I came to love living along the ocean, the marshes and sounds of places like Savannah, Hilton Head Island, Miami, Tampa and elsewhere.
Later still, I joined the US Coast Guard and was posted to vessels based out of both Key West and Miami Beach. Even though I was living “the Jimmy Buffett lifestyle” in the southeast coast and on down into the Caribbean, as gorgeous as those places are—there was always this pull back to the river!!!
I am back on the river now and I love it–I don’t know how much time I will get to remain boating the river since my parents are getting older and presently, my father is recovering from a stroke he suffered just two weeks ago as of this writing.
We hope for a full recovery and that he too can once again “go down to the river.”
That line–for those who catch the reference—comes from the Bruce Springsteen song “The River.”
I love this song and just about any piece of music, poetry, essays or other prose that deals with rivers as their subjects.
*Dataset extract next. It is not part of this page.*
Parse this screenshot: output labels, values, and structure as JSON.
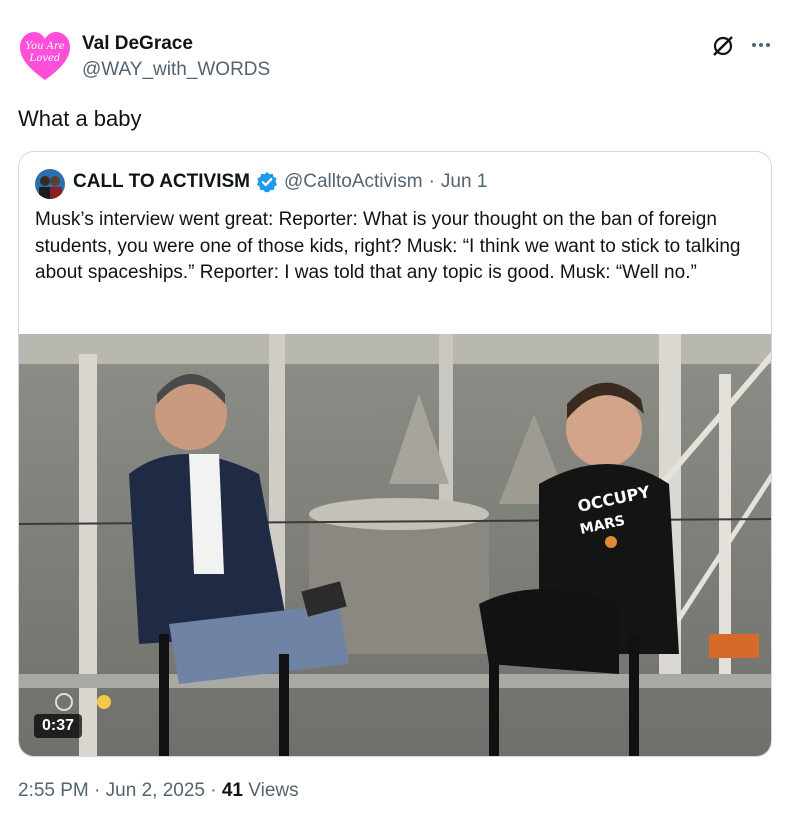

For a number of years now—I have been trying to make out for myself the real appeal of a river–and I try to get some meaning about the metaphorical connections between rivers and our lives as human beings—I just have not quite figured it out yet—but I do keep trying and over the course of my blogging here perhaps one day I will find “the answers to questions that haunted me so”–I intend to deal with many subjects in this blog space ranging from essays of this sort, to doing profile stories of interesting people and places, some “newsy” things and whatever else tickles my fancy—-but the subject of rivers–my river or any river for that matter—is a subject I intend to continue to explore in the coming weeks, months and years: “God Willing and the Creek Don’t Rise”–I will keep coming back and doing pieces relating to “River Life.”